Most of the rainwater is lost in urban areas where the water flows into storm drains and makes its way to the ocean. Fortunately the heavy rain season greatly increased the snowpack in the Sierra Mountains, which is a major source of water for California. However, Climatologist Bill Patzert estimates that over 80 percent of Southern California’s rainfall ends up diverted from urban areas in Southern California into the Pacific. Patzerts stated,

“All those trillions of gallons of rain, which sound so sweet, really end up in the ocean. There are some catchment basins, but it’s been so dramatically dry for the past two decades that it’s not filling them up. Roots and soil are sucking up the water and preventing it from getting to the groundwater basins.”

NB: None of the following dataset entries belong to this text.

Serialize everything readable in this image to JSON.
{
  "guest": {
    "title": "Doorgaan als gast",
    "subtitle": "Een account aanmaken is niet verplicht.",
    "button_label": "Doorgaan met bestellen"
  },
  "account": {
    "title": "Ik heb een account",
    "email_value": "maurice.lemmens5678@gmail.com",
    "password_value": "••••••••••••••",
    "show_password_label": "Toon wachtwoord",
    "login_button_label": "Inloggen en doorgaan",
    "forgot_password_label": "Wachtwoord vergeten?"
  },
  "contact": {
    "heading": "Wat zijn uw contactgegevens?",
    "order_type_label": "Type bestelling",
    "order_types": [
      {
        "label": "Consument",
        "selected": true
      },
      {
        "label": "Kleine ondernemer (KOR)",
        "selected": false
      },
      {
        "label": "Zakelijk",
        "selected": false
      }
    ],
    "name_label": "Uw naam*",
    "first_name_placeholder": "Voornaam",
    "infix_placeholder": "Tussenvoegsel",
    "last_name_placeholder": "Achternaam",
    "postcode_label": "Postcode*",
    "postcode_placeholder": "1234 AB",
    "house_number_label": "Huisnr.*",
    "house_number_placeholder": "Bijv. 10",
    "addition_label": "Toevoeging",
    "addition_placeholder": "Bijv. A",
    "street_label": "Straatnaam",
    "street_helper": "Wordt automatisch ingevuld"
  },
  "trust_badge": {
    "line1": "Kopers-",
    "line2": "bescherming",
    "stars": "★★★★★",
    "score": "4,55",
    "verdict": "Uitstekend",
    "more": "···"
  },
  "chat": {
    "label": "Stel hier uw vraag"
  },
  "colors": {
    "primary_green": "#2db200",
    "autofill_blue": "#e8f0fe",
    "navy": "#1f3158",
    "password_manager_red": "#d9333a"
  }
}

Cities have been looking for ideas to help capture urban runoff, but several officials have admitted that it’s going to be a long process and its going to cost a lot of money. One of these ideas being tried involves slowly feeding rainwater underground, which is a process known as aquifer recharge. This could be accomplished by creating more permeable surfaces where the water flows, such as removing some of the concrete around places such as the Los Angeles River bed. However, experts believe there is much more room for improvement, despite the fact that Los Angeles was able to capture about 22 billion gallons of water from Oct. 1 – March 2018.

A 2014 study by the Pacific Institute estimates that storm water capture in Southern California and the Bay Area has the potential to increase the state’s water supply by at least 420,000 acre-feet annually. According to the study, an average California household consumes about one-half and one acre-foot of water per year for indoor and outdoor use. Experts believe that groundwater basins will take years to refill because they were severely depleted when rain was scarce from 2012 to 2016. With this information in mind, it is apparent that California would benefit greatly from capturing more rainwater. Hopefully more can be done to increase the amount of rainwater that is collected.

Read article at the LA Times